I love how you want her to answer correctly, but you don't. That's exactly how I feel sometimes!! And I would totally think the cookies were a reflection on me! :)

datri said...

I'll never understand how different states (and apparently in Ohio, different counties) do the waiver process. In NY, there's currently no wait list for the Medicaid waiver, but we had to be denied SSI first. So I went into the office telling them we needed to be denied and listed all our assets. It's nuts.

Carol N. said...

Well done, Joyce and Sarah - jumping hoops is never easy.

JennyH said...

Cookies for breakfast sounds good to me!

I love reading this blog. You guys have tons of useful info and even more cute pictures!

Lisa said...

What a story! I'm so happy it all worked out.

I just recently started the application process for SSI for Finn. I have a phone interview with SS scheduled next week. I'm dreading it. I suspect we'll be denied. We'll see.

Tricia said...

Great post! So glad for the approval!

Cheri said...

Joyce...you had me cracking me up! I love how you shared this story and the thought process you went through as the evaluation was being conducted! So glad Sarah was approved and thank you for posting this...I love learning about the road ahead from another mom...especially when it is from you and Sarah! :)

Karen said...

Micah gets SSI, but my husband's income is right at the line. The unfortunate thing is that when he makes $100 over, we lose about $400 of the SSI. It isn't dollar for dollar.

SunflowerMom said...

SS is a nightmare! Count me in the "I hate dealing with them" club. We are so happy that Sean is able to get it and the Medicade that comes with it in our state.

I loved your story about going to the Pshycologist! Yay for cookies!

Sumithra said...

Thanks for stopping by my blog and leaving your comments. Sarah is such an inspiration. Thanks to you and Sarah for your wonderful blogs. It fills me with immense hope for my son's future.

Shawndi84 said...
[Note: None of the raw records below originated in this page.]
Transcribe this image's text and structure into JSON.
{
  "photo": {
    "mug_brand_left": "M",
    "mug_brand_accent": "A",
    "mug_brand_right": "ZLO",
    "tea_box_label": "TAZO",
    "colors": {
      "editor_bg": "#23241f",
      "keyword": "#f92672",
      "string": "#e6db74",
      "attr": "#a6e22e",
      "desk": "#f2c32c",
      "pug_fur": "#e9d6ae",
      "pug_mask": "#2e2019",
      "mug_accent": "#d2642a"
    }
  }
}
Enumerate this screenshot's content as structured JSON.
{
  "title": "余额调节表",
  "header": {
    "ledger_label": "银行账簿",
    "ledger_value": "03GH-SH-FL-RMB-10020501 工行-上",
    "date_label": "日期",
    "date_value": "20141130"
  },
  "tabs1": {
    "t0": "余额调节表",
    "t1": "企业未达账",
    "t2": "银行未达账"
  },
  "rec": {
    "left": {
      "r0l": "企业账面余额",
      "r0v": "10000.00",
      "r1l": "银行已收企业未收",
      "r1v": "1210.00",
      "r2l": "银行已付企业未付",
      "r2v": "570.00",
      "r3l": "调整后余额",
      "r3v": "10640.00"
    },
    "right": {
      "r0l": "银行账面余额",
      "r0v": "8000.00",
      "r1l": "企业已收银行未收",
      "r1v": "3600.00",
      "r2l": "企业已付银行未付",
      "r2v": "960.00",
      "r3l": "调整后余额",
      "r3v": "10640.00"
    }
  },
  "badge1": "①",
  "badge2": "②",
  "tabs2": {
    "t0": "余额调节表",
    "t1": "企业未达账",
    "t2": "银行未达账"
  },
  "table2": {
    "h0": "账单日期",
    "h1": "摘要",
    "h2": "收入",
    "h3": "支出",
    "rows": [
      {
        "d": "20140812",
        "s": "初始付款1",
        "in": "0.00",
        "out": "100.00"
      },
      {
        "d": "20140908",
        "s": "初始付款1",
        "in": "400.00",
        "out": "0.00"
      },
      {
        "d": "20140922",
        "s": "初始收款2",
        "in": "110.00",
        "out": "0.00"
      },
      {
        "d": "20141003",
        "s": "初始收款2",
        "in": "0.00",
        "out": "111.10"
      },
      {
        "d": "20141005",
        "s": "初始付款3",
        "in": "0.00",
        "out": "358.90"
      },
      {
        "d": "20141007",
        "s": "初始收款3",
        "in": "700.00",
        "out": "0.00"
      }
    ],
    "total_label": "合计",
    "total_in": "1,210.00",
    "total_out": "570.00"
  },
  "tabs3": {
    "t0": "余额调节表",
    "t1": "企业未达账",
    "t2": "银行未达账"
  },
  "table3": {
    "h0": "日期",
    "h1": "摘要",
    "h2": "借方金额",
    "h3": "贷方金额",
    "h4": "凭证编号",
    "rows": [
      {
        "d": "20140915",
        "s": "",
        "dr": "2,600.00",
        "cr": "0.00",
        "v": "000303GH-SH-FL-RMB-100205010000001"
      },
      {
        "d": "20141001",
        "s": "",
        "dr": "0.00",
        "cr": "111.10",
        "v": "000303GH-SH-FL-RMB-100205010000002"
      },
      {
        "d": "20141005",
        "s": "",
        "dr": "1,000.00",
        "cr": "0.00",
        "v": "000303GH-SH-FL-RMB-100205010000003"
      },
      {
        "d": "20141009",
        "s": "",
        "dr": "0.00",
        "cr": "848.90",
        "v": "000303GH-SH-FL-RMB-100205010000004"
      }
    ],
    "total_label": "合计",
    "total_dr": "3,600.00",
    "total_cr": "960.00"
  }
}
That is so awesome! SSI is a PAIN isn't it. A'Reian used to recieve benefits and then we got a letter saying they made a mistake and we owe them $4,500.00 CRAZY!!
I have missed reading your blog... I am really going to keep updated from now on! :)